Admission and fees
The Executive Master of Public Administration is designed to assist future leaders develop the management and policy skills needed in today's public sector. Developed in consultation with public sector CEOs across Australia and New Zealand, this course aims to produce world-class public sector managers. The course offers high-potential and aspiring leaders a thorough grounding in the theory and practice of public administration.
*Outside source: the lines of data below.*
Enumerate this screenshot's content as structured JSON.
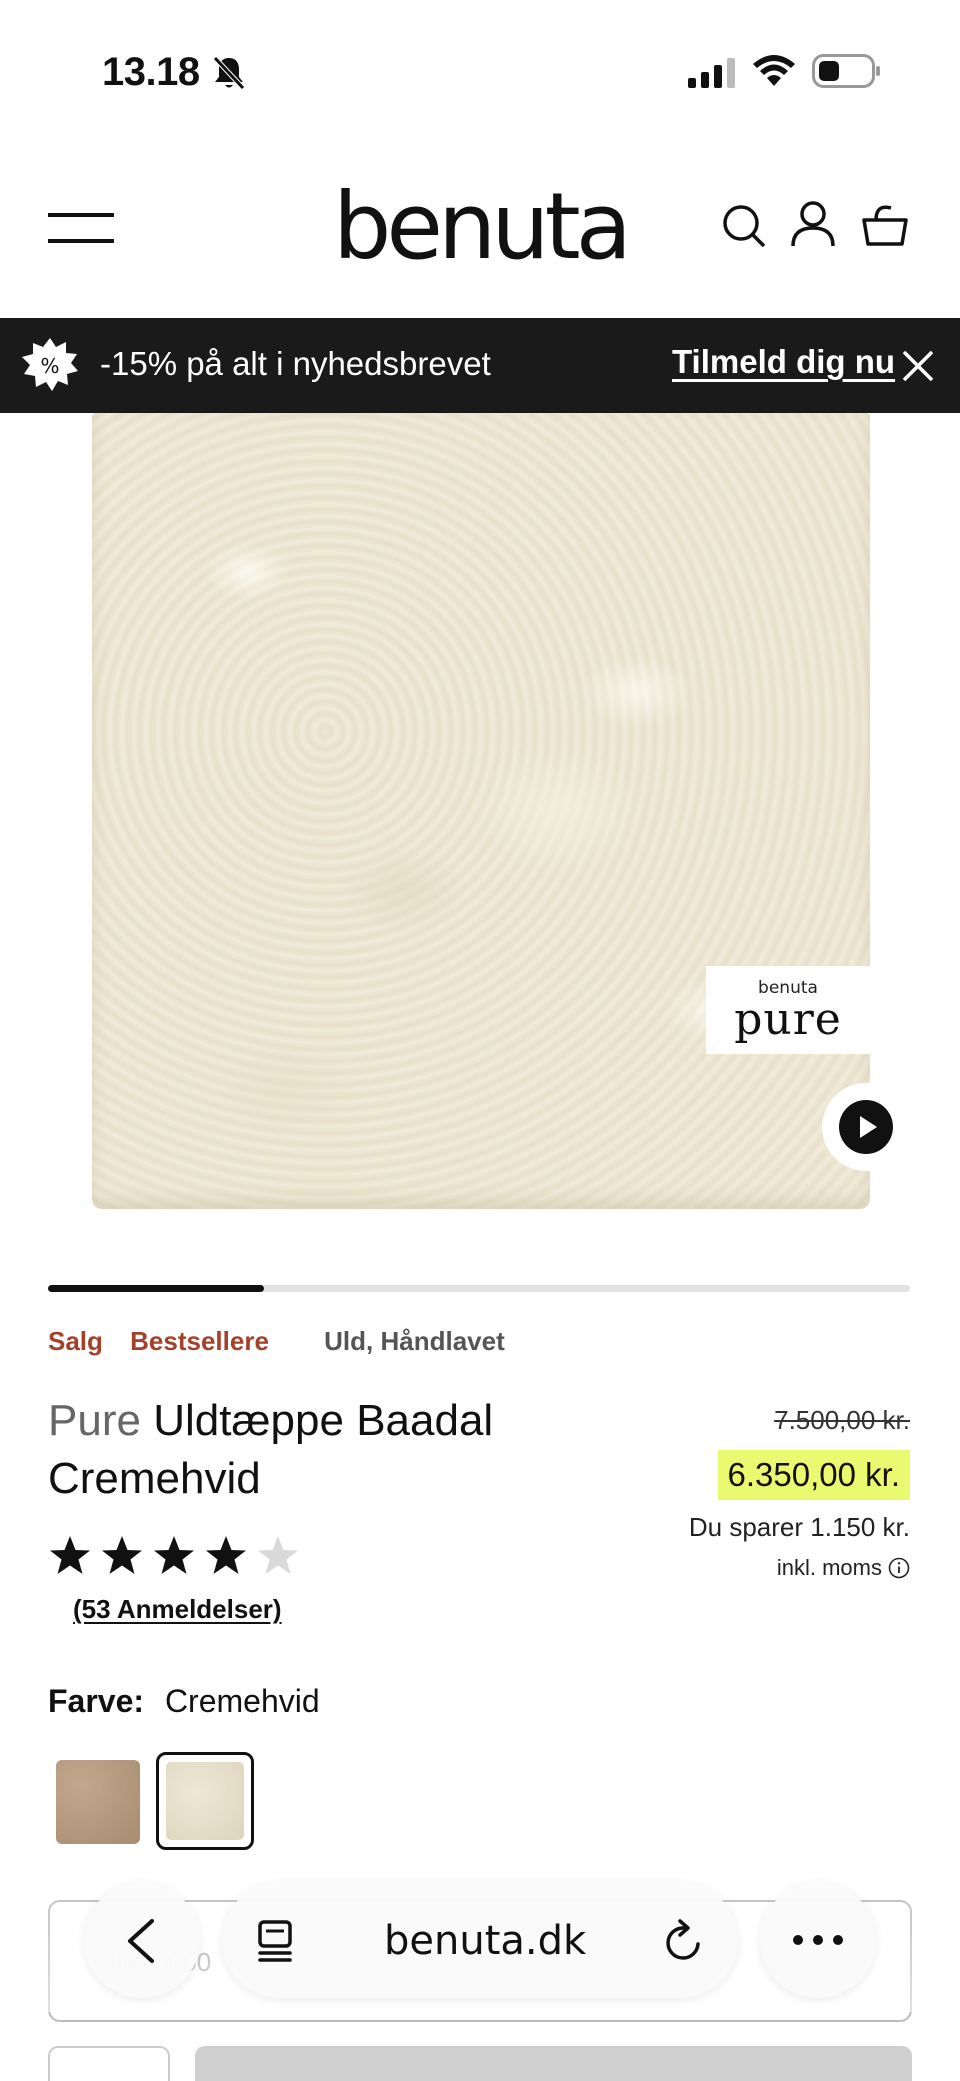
{
  "status_bar": {
    "time": "13.18"
  },
  "header": {
    "logo": "benuta"
  },
  "promo": {
    "text": "-15% på alt i nyhedsbrevet",
    "link": "Tilmeld dig nu",
    "badge_symbol": "%"
  },
  "image": {
    "badge_brand": "benuta",
    "badge_word": "pure"
  },
  "carousel": {
    "current_slide": 1,
    "progress": 0.25
  },
  "tags": {
    "sale": "Salg",
    "bestseller": "Bestsellere",
    "materials": "Uld, Håndlavet"
  },
  "product": {
    "brand": "Pure",
    "name": "Uldtæppe Baadal Cremehvid",
    "old_price": "7.500,00 kr.",
    "price": "6.350,00 kr.",
    "savings": "Du sparer 1.150 kr.",
    "vat": "inkl. moms"
  },
  "rating": {
    "stars": 4,
    "max": 5,
    "reviews": "(53 Anmeldelser)"
  },
  "color": {
    "label": "Farve:",
    "selected": "Cremehvid",
    "swatches": [
      {
        "name": "brown",
        "color": "#b59a7e",
        "selected": false
      },
      {
        "name": "cremehvid",
        "color": "#e8e1cc",
        "selected": true
      }
    ]
  },
  "below": {
    "text": "Ilæ 0000"
  },
  "browser": {
    "url": "benuta.dk"
  },
  "colors": {
    "promo_bg": "#1a1a1a",
    "sale_tag": "#a4412a",
    "price_highlight": "#e9f970"
  }
}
The course draws on case studies and practical exercise with interactive teaching methods, delivered by leading academics and guest speakers with extensive government experience.
This course is only offered through ANZSOG and in partnership with other institutions.
These course outcomes are aligned with the Australian Qualifications Framework level 9 and Monash Graduate AttributesAustralian Qualifications Framework level 9 and Monash Graduate Attributes (http://www.monash.edu/pubs/handbooks/alignmentofoutcomes.html).
Upon successful completion of this course it is expected that you will be able to:
- demonstrate a crucial understanding of the central concepts relating to public administration, public management and public policy
- articulate and apply an understanding of the different kinds of value created by public sector organisations
- demonstrate a critical understanding of how the political environment affects organisational objectives
- accurately use, interpret and draw inference from information gathered as evidence to support routine and strategic decision making.
The course is structured in three parts including a core curriculum of eight units, an applied research project and elective studies.
The elective studies enable you to select from across a range of areas including: global politics; international relations and development; politics and the environment, planning and sustainability; politics, policy and governance; and security, law, justice and human rights.
The course comprises of 72 credit points. All students complete eight core units, a research project and two elective units.
Units are 6 points unless otherwise stated.
You must complete:
a. The following units (48 points):
- APG5990 Managing public sector organisations
- ACL5011 Government in a market economy*
- ACL5012 Delivering public value*
- APG5993 Designing public policies and programs
- ACL5013 Decision making under uncertainty*
- APG5995 Governing by the rules
- ACL5014 Leading public sector change*
- APG5998Not offered in 2019 Public financial management
b. The following capstone unit (12 points)
- ACL5015 Work-based research project*
c. Two elective units (12 points) from the following:
- APG5327 Wars of recognition: Terrorism and political violence
- APG5337 Governance and democratisation
- APG5805 Project planning and management in international development
International relations and development
- APG5054Not offered in 2019 Research methods for development practice and change
- APG5324 International political economy
- APG5668 Advanced seminar in international relations
Politics and the environment, planning and sustainability
- APG4554 Resource evaluation and management
- APG5426 Environmental analysis
- APG5428 Environmental governance and citizenship
- APG5433 Corporate sustainability management
Politics, policy and governance
- APG5180 Policy and political communication
- APG5181 Intergovernmental relations
Security, law, justice and human rights
- APG5064 Gender, security and conflict
- APG5078 Gender-based policy and planning
- APG5332 Contemporary security topics
- APG5666Not offered in 2019 Terrorism, counter-terrorism and intelligence
- APG5667Not offered in 2019 Terrorism, fringe politics and extremist violence